▶ [Problem requirements]
Each line of the data below should be restated exactly, with images left out.
┌──
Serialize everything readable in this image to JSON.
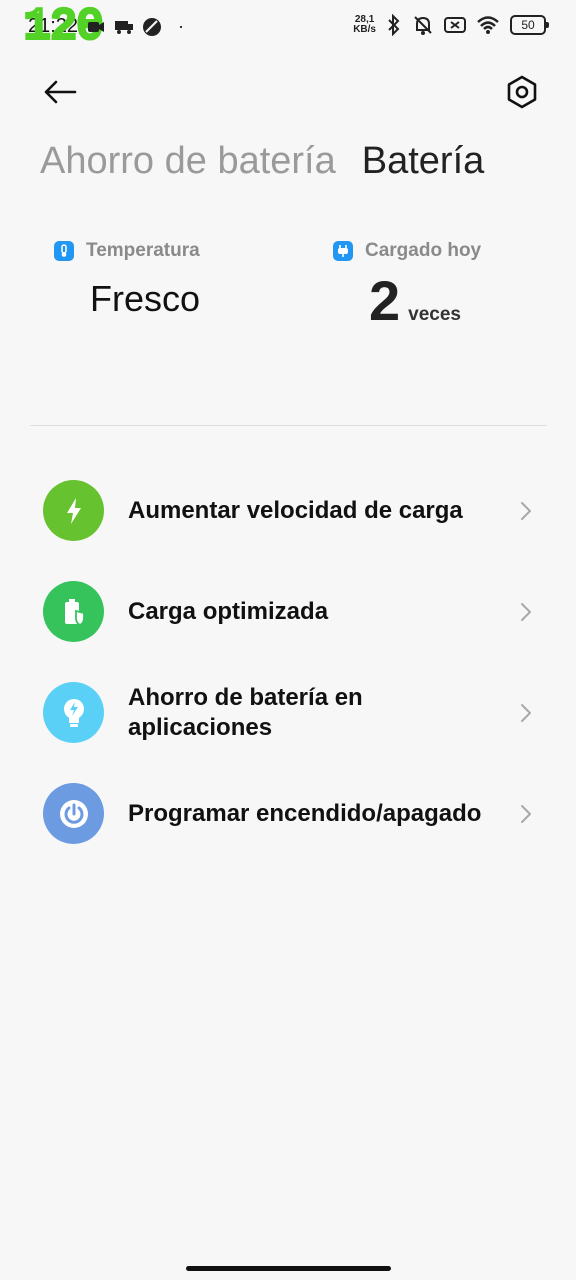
{
  "status_bar": {
    "time": "21:22",
    "overlay_text": "120",
    "speed_value": "28,1",
    "speed_unit": "KB/s",
    "battery": "50",
    "dot": "·"
  },
  "header": {
    "back_icon": "arrow-left-icon",
    "settings_icon": "settings-hexagon-icon"
  },
  "tabs": [
    {
      "label": "Ahorro de batería",
      "active": false
    },
    {
      "label": "Batería",
      "active": true
    }
  ],
  "stats": {
    "temperature": {
      "label": "Temperatura",
      "value": "Fresco",
      "icon": "thermometer-icon",
      "color": "#2196f3"
    },
    "charged": {
      "label": "Cargado hoy",
      "count": "2",
      "unit": "veces",
      "icon": "plug-icon",
      "color": "#2196f3"
    }
  },
  "items": [
    {
      "label": "Aumentar velocidad de carga",
      "icon": "bolt-icon",
      "color": "#66c22e"
    },
    {
      "label": "Carga optimizada",
      "icon": "battery-shield-icon",
      "color": "#37c35c"
    },
    {
      "label": "Ahorro de batería en aplicaciones",
      "icon": "bulb-bolt-icon",
      "color": "#5ad0f7"
    },
    {
      "label": "Programar encendido/apagado",
      "icon": "power-icon",
      "color": "#6c9be1"
    }
  ]
}
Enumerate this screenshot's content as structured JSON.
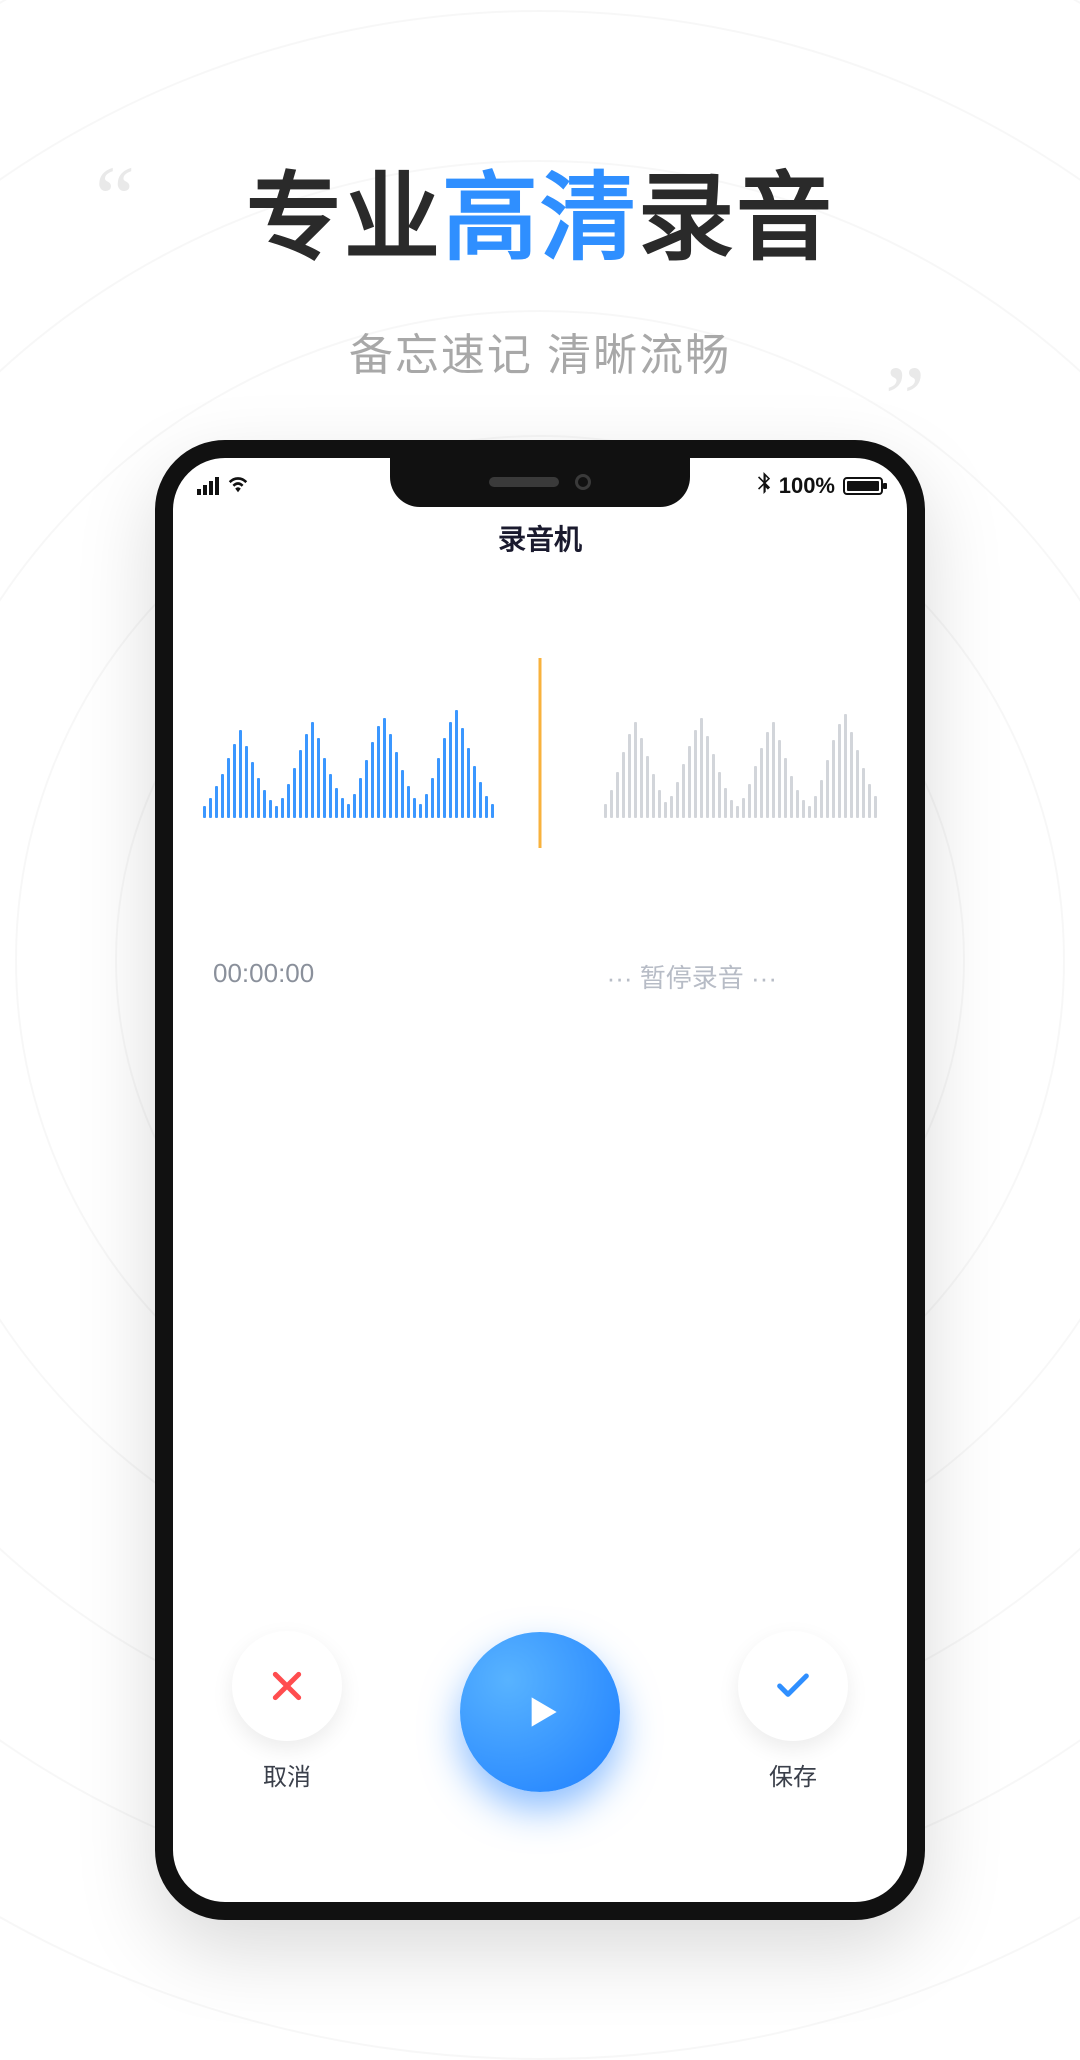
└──
▶ [Written solution]
Serialize everything readable in this image to JSON.
{
  "status_bar": {
    "time": "21:22",
    "overlay_text": "120",
    "speed_value": "28,1",
    "speed_unit": "KB/s",
    "battery": "50",
    "dot": "·"
  },
  "header": {
    "back_icon": "arrow-left-icon",
    "settings_icon": "settings-hexagon-icon"
  },
  "tabs": [
    {
      "label": "Ahorro de batería",
      "active": false
    },
    {
      "label": "Batería",
      "active": true
    }
  ],
  "stats": {
    "temperature": {
      "label": "Temperatura",
      "value": "Fresco",
      "icon": "thermometer-icon",
      "color": "#2196f3"
    },
    "charged": {
      "label": "Cargado hoy",
      "count": "2",
      "unit": "veces",
      "icon": "plug-icon",
      "color": "#2196f3"
    }
  },
  "items": [
    {
      "label": "Aumentar velocidad de carga",
      "icon": "bolt-icon",
      "color": "#66c22e"
    },
    {
      "label": "Carga optimizada",
      "icon": "battery-shield-icon",
      "color": "#37c35c"
    },
    {
      "label": "Ahorro de batería en aplicaciones",
      "icon": "bulb-bolt-icon",
      "color": "#5ad0f7"
    },
    {
      "label": "Programar encendido/apagado",
      "icon": "power-icon",
      "color": "#6c9be1"
    }
  ]
}
Enumerate this screenshot's content as structured JSON.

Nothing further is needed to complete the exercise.